Our host Dearbhail welcomed us to her home in Cnoc Suain, and she was gracious enough to explain the history of the house and its culture. This location clearly has a very traditional way of life, based upon the ways of living from a couple hundred years ago. The cottage was built in 1845 in the design of one main, central room with four bedrooms. Two of these bedrooms had entrances much higher up than the ground floor, so the children would get up to their rooms by leaning a ladder against the wall and climbing up. The average family had about eight to twenty children, so the bedrooms would often be crowded. There was no electricity or running water until about 1980, and the cottage is three and a half miles from any shops, doctors, or banks. The flooring of the cottage would be dirt, so the family would often put rush – a reed-like plant which grows in water – down on the dirt inside. This would keep people’s feet cleaner because they didn’t wear shoes inside, and scented herbs would also be placed on the reeds to be crushed underfoot.
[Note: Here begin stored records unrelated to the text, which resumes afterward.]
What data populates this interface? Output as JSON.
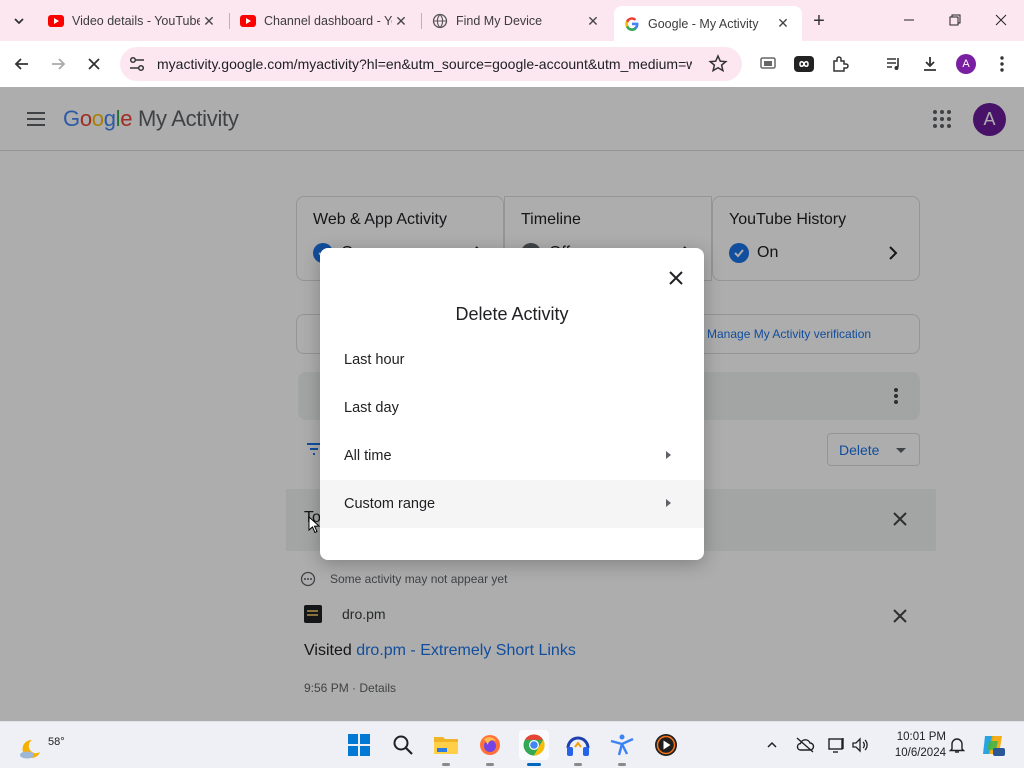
{
  "browser": {
    "tabs": [
      {
        "title": "Video details - YouTube",
        "favicon": "youtube-icon",
        "active": false
      },
      {
        "title": "Channel dashboard - YouTube",
        "favicon": "youtube-icon",
        "active": false
      },
      {
        "title": "Find My Device",
        "favicon": "globe-icon",
        "active": false
      },
      {
        "title": "Google - My Activity",
        "favicon": "google-icon",
        "active": true
      }
    ],
    "new_tab": "+",
    "url": "myactivity.google.com/myactivity?hl=en&utm_source=google-account&utm_medium=web",
    "profile_initial": "A"
  },
  "page": {
    "app_title_google": [
      "G",
      "o",
      "o",
      "g",
      "l",
      "e"
    ],
    "app_title_rest": "My Activity",
    "avatar_initial": "A",
    "controls": [
      {
        "title": "Web & App Activity",
        "status": "On"
      },
      {
        "title": "Timeline",
        "status": "Off"
      },
      {
        "title": "YouTube History",
        "status": "On"
      }
    ],
    "verification_link": "Manage My Activity verification",
    "delete_button": "Delete",
    "today_label": "Today",
    "notice": "Some activity may not appear yet",
    "site_name": "dro.pm",
    "visited_prefix": "Visited",
    "visited_link": "dro.pm - Extremely Short Links",
    "timestamp": "9:56 PM",
    "details_link": "Details"
  },
  "dialog": {
    "title": "Delete Activity",
    "options": [
      {
        "label": "Last hour",
        "submenu": false
      },
      {
        "label": "Last day",
        "submenu": false
      },
      {
        "label": "All time",
        "submenu": true
      },
      {
        "label": "Custom range",
        "submenu": true
      }
    ]
  },
  "taskbar": {
    "temperature": "58°",
    "time": "10:01 PM",
    "date": "10/6/2024"
  },
  "colors": {
    "accent": "#1a73e8",
    "avatar": "#6a1b9a",
    "tabstrip": "#fce7f1"
  }
}
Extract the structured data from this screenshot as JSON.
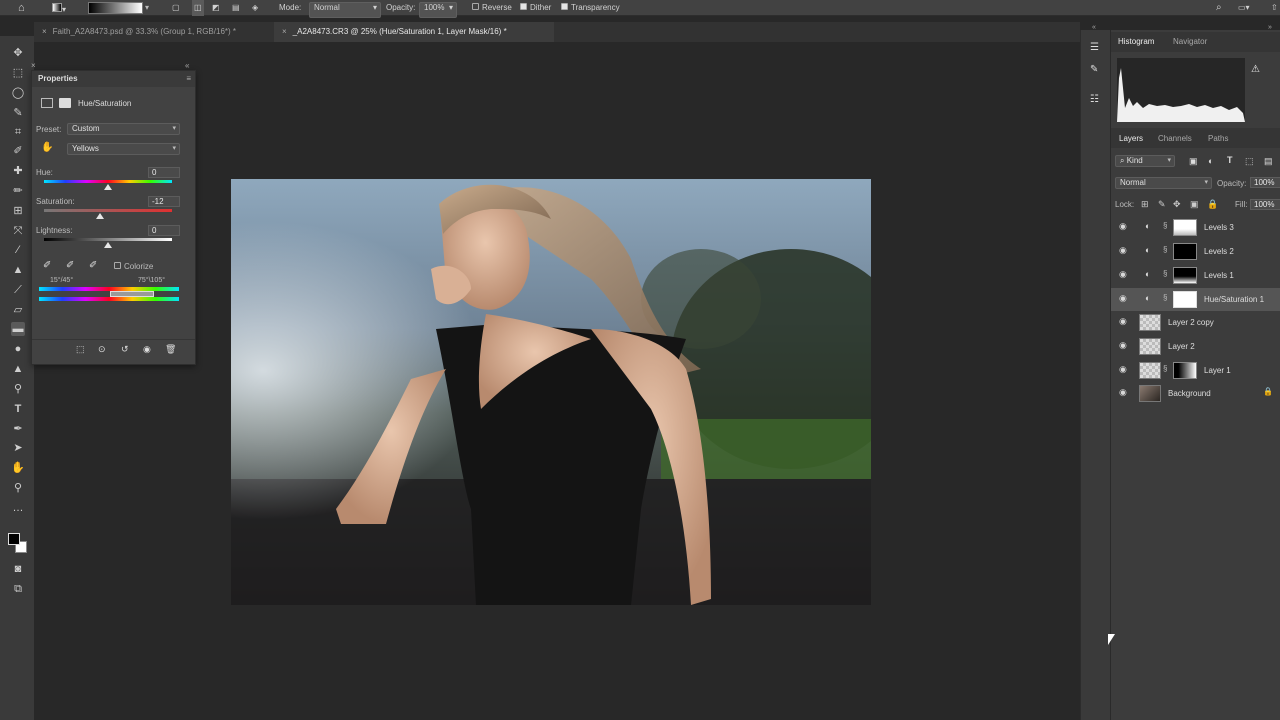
{
  "options_bar": {
    "mode_label": "Mode:",
    "mode_value": "Normal",
    "opacity_label": "Opacity:",
    "opacity_value": "100%",
    "reverse_label": "Reverse",
    "dither_label": "Dither",
    "transparency_label": "Transparency"
  },
  "tabs": [
    {
      "label": "Faith_A2A8473.psd @ 33.3% (Group 1, RGB/16*) *",
      "active": false
    },
    {
      "label": "_A2A8473.CR3 @ 25% (Hue/Saturation 1, Layer Mask/16) *",
      "active": true
    }
  ],
  "properties": {
    "title": "Properties",
    "adjustment_name": "Hue/Saturation",
    "preset_label": "Preset:",
    "preset_value": "Custom",
    "channel_value": "Yellows",
    "hue_label": "Hue:",
    "hue_value": "0",
    "hue_level": 0.5,
    "saturation_label": "Saturation:",
    "saturation_value": "-12",
    "saturation_level": 0.44,
    "lightness_label": "Lightness:",
    "lightness_value": "0",
    "lightness_level": 0.5,
    "colorize_label": "Colorize",
    "range_left": "15°/45°",
    "range_right": "75°\\105°"
  },
  "right_panel": {
    "top_tabs": [
      "Histogram",
      "Navigator"
    ],
    "layer_tabs": [
      "Layers",
      "Channels",
      "Paths"
    ],
    "kind_label": "Kind",
    "blend_mode": "Normal",
    "opacity_label": "Opacity:",
    "opacity_value": "100%",
    "lock_label": "Lock:",
    "fill_label": "Fill:",
    "fill_value": "100%",
    "layers": [
      {
        "name": "Levels 3",
        "type": "adjustment",
        "mask": "white-top"
      },
      {
        "name": "Levels 2",
        "type": "adjustment",
        "mask": "black"
      },
      {
        "name": "Levels 1",
        "type": "adjustment",
        "mask": "black-white"
      },
      {
        "name": "Hue/Saturation 1",
        "type": "adjustment",
        "mask": "white",
        "selected": true
      },
      {
        "name": "Layer 2 copy",
        "type": "pixel"
      },
      {
        "name": "Layer 2",
        "type": "pixel"
      },
      {
        "name": "Layer 1",
        "type": "pixel-mask"
      },
      {
        "name": "Background",
        "type": "background",
        "locked": true
      }
    ]
  },
  "colors": {
    "accent_selected_row": "#555555",
    "ui_dark": "#282828",
    "panel": "#424242"
  }
}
Meals in this home would be cooked over a fire created by burning peat. There was a crane which would hold pots over the fire, and as a sort of “oven”, a pot would be placed on coals and more coals would be placed on top of it. The peat itself, small brick-shaped slabs of dried organic matter, is collected from the fields outside the cottage. Our second host, Charlie, explained that they would use a tool called a slain to harvest peat from the ground, after removing the top layer of grass. These bricks of peat would be laid out in the sun to dry, causing them to shrink and eventually be used for fuel. One of these peat bricks would only burn for fifteen minutes, so large amounts of peat would need to be collected for the family to survive the winter. These peat fires would need to burn constantly at all times of the day, as it both heated the home and cooked the food.
The culture of this sort of home, particularly in the past, was very community-oriented. It was considered a “rambling house” because people from around town would gather at the fire to share stories and music during the winter. This was important for the Gaelic culture because the children would be absorbing the music and stories even after they went to bed.
Dearbhail and Charlie work hard to preserve and educate about this traditional way of life.